- _Assignment_
The entries below must be restated word for word.

(Collected data)
****************

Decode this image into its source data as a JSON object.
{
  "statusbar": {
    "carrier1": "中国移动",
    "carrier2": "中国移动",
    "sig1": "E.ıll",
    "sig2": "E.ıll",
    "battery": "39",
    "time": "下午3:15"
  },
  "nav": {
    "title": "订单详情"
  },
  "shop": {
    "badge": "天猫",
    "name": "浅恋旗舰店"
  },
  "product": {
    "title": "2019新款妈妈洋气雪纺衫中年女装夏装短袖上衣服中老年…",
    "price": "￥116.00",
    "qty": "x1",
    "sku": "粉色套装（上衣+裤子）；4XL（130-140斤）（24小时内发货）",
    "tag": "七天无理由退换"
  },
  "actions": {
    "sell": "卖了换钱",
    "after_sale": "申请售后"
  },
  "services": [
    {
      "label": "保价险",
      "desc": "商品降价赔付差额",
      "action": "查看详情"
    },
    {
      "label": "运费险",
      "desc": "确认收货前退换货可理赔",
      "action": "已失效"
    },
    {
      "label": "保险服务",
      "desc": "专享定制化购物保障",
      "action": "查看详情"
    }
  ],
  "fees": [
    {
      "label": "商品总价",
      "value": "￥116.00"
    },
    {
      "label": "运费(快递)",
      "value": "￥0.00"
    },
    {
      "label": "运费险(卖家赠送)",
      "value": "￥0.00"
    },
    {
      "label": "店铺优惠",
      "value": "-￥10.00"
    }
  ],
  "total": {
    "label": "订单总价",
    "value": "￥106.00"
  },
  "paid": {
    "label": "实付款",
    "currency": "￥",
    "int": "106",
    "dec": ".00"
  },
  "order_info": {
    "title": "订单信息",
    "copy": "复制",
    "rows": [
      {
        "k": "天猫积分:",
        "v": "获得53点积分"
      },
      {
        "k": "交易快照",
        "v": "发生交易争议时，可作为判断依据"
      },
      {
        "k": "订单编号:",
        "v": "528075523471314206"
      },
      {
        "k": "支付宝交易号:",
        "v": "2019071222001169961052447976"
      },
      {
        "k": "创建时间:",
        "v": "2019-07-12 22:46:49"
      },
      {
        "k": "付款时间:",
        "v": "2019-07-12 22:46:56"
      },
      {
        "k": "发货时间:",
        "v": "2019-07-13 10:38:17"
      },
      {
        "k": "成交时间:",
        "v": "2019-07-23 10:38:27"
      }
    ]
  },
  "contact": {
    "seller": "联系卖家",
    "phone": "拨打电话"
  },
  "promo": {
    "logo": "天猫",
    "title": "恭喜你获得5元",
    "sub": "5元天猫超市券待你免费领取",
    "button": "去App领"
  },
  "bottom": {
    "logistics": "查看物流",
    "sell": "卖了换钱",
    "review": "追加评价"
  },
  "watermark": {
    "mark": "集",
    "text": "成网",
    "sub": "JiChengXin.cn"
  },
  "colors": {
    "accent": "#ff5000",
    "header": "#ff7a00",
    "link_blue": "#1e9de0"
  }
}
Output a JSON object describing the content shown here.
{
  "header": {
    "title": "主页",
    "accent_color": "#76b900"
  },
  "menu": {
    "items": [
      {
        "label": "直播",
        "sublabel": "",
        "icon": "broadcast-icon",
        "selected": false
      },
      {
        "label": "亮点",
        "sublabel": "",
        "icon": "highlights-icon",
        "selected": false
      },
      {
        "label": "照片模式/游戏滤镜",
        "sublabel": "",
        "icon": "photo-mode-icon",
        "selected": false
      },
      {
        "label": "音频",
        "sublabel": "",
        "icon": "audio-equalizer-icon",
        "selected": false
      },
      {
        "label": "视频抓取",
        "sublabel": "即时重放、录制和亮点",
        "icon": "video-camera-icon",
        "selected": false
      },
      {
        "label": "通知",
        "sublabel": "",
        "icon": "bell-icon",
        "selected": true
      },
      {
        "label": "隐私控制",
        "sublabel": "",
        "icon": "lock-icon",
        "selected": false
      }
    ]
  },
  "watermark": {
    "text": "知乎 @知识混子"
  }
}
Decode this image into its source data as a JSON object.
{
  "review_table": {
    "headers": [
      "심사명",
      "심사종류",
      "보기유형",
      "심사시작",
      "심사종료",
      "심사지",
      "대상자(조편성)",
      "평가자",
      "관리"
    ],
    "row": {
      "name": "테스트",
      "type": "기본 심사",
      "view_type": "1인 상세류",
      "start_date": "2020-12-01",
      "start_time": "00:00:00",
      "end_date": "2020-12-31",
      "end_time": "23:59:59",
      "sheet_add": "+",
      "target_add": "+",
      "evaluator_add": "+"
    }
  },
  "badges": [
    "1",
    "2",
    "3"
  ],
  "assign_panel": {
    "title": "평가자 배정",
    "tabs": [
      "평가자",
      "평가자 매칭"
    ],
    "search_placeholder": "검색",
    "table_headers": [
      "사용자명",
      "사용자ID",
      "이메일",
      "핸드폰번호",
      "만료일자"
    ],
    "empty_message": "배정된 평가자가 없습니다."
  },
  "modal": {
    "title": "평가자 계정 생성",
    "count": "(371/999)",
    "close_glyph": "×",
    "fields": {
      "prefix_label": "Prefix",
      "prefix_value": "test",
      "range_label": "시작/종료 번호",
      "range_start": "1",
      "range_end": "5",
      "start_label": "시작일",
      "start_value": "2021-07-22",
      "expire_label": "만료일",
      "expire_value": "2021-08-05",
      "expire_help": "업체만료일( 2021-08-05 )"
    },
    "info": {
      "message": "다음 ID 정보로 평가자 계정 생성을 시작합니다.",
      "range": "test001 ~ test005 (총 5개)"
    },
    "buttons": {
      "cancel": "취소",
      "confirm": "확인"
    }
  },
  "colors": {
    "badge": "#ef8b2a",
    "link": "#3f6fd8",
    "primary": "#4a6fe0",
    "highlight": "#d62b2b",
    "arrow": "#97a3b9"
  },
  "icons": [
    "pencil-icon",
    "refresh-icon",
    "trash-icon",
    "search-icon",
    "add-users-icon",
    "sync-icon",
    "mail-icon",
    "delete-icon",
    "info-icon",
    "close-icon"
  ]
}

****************

- _Solution to the problem_
Decode this image into its source data as a JSON object.
{
  "statusbar": {
    "carrier1": "中国移动",
    "carrier2": "中国移动",
    "sig1": "E.ıll",
    "sig2": "E.ıll",
    "battery": "39",
    "time": "下午3:15"
  },
  "nav": {
    "title": "订单详情"
  },
  "shop": {
    "badge": "天猫",
    "name": "浅恋旗舰店"
  },
  "product": {
    "title": "2019新款妈妈洋气雪纺衫中年女装夏装短袖上衣服中老年…",
    "price": "￥116.00",
    "qty": "x1",
    "sku": "粉色套装（上衣+裤子）；4XL（130-140斤）（24小时内发货）",
    "tag": "七天无理由退换"
  },
  "actions": {
    "sell": "卖了换钱",
    "after_sale": "申请售后"
  },
  "services": [
    {
      "label": "保价险",
      "desc": "商品降价赔付差额",
      "action": "查看详情"
    },
    {
      "label": "运费险",
      "desc": "确认收货前退换货可理赔",
      "action": "已失效"
    },
    {
      "label": "保险服务",
      "desc": "专享定制化购物保障",
      "action": "查看详情"
    }
  ],
  "fees": [
    {
      "label": "商品总价",
      "value": "￥116.00"
    },
    {
      "label": "运费(快递)",
      "value": "￥0.00"
    },
    {
      "label": "运费险(卖家赠送)",
      "value": "￥0.00"
    },
    {
      "label": "店铺优惠",
      "value": "-￥10.00"
    }
  ],
  "total": {
    "label": "订单总价",
    "value": "￥106.00"
  },
  "paid": {
    "label": "实付款",
    "currency": "￥",
    "int": "106",
    "dec": ".00"
  },
  "order_info": {
    "title": "订单信息",
    "copy": "复制",
    "rows": [
      {
        "k": "天猫积分:",
        "v": "获得53点积分"
      },
      {
        "k": "交易快照",
        "v": "发生交易争议时，可作为判断依据"
      },
      {
        "k": "订单编号:",
        "v": "528075523471314206"
      },
      {
        "k": "支付宝交易号:",
        "v": "2019071222001169961052447976"
      },
      {
        "k": "创建时间:",
        "v": "2019-07-12 22:46:49"
      },
      {
        "k": "付款时间:",
        "v": "2019-07-12 22:46:56"
      },
      {
        "k": "发货时间:",
        "v": "2019-07-13 10:38:17"
      },
      {
        "k": "成交时间:",
        "v": "2019-07-23 10:38:27"
      }
    ]
  },
  "contact": {
    "seller": "联系卖家",
    "phone": "拨打电话"
  },
  "promo": {
    "logo": "天猫",
    "title": "恭喜你获得5元",
    "sub": "5元天猫超市券待你免费领取",
    "button": "去App领"
  },
  "bottom": {
    "logistics": "查看物流",
    "sell": "卖了换钱",
    "review": "追加评价"
  },
  "watermark": {
    "mark": "集",
    "text": "成网",
    "sub": "JiChengXin.cn"
  },
  "colors": {
    "accent": "#ff5000",
    "header": "#ff7a00",
    "link_blue": "#1e9de0"
  }
}
Output a JSON object describing the content shown here.
{
  "header": {
    "title": "主页",
    "accent_color": "#76b900"
  },
  "menu": {
    "items": [
      {
        "label": "直播",
        "sublabel": "",
        "icon": "broadcast-icon",
        "selected": false
      },
      {
        "label": "亮点",
        "sublabel": "",
        "icon": "highlights-icon",
        "selected": false
      },
      {
        "label": "照片模式/游戏滤镜",
        "sublabel": "",
        "icon": "photo-mode-icon",
        "selected": false
      },
      {
        "label": "音频",
        "sublabel": "",
        "icon": "audio-equalizer-icon",
        "selected": false
      },
      {
        "label": "视频抓取",
        "sublabel": "即时重放、录制和亮点",
        "icon": "video-camera-icon",
        "selected": false
      },
      {
        "label": "通知",
        "sublabel": "",
        "icon": "bell-icon",
        "selected": true
      },
      {
        "label": "隐私控制",
        "sublabel": "",
        "icon": "lock-icon",
        "selected": false
      }
    ]
  },
  "watermark": {
    "text": "知乎 @知识混子"
  }
}
Decode this image into its source data as a JSON object.
{
  "review_table": {
    "headers": [
      "심사명",
      "심사종류",
      "보기유형",
      "심사시작",
      "심사종료",
      "심사지",
      "대상자(조편성)",
      "평가자",
      "관리"
    ],
    "row": {
      "name": "테스트",
      "type": "기본 심사",
      "view_type": "1인 상세류",
      "start_date": "2020-12-01",
      "start_time": "00:00:00",
      "end_date": "2020-12-31",
      "end_time": "23:59:59",
      "sheet_add": "+",
      "target_add": "+",
      "evaluator_add": "+"
    }
  },
  "badges": [
    "1",
    "2",
    "3"
  ],
  "assign_panel": {
    "title": "평가자 배정",
    "tabs": [
      "평가자",
      "평가자 매칭"
    ],
    "search_placeholder": "검색",
    "table_headers": [
      "사용자명",
      "사용자ID",
      "이메일",
      "핸드폰번호",
      "만료일자"
    ],
    "empty_message": "배정된 평가자가 없습니다."
  },
  "modal": {
    "title": "평가자 계정 생성",
    "count": "(371/999)",
    "close_glyph": "×",
    "fields": {
      "prefix_label": "Prefix",
      "prefix_value": "test",
      "range_label": "시작/종료 번호",
      "range_start": "1",
      "range_end": "5",
      "start_label": "시작일",
      "start_value": "2021-07-22",
      "expire_label": "만료일",
      "expire_value": "2021-08-05",
      "expire_help": "업체만료일( 2021-08-05 )"
    },
    "info": {
      "message": "다음 ID 정보로 평가자 계정 생성을 시작합니다.",
      "range": "test001 ~ test005 (총 5개)"
    },
    "buttons": {
      "cancel": "취소",
      "confirm": "확인"
    }
  },
  "colors": {
    "badge": "#ef8b2a",
    "link": "#3f6fd8",
    "primary": "#4a6fe0",
    "highlight": "#d62b2b",
    "arrow": "#97a3b9"
  },
  "icons": [
    "pencil-icon",
    "refresh-icon",
    "trash-icon",
    "search-icon",
    "add-users-icon",
    "sync-icon",
    "mail-icon",
    "delete-icon",
    "info-icon",
    "close-icon"
  ]
}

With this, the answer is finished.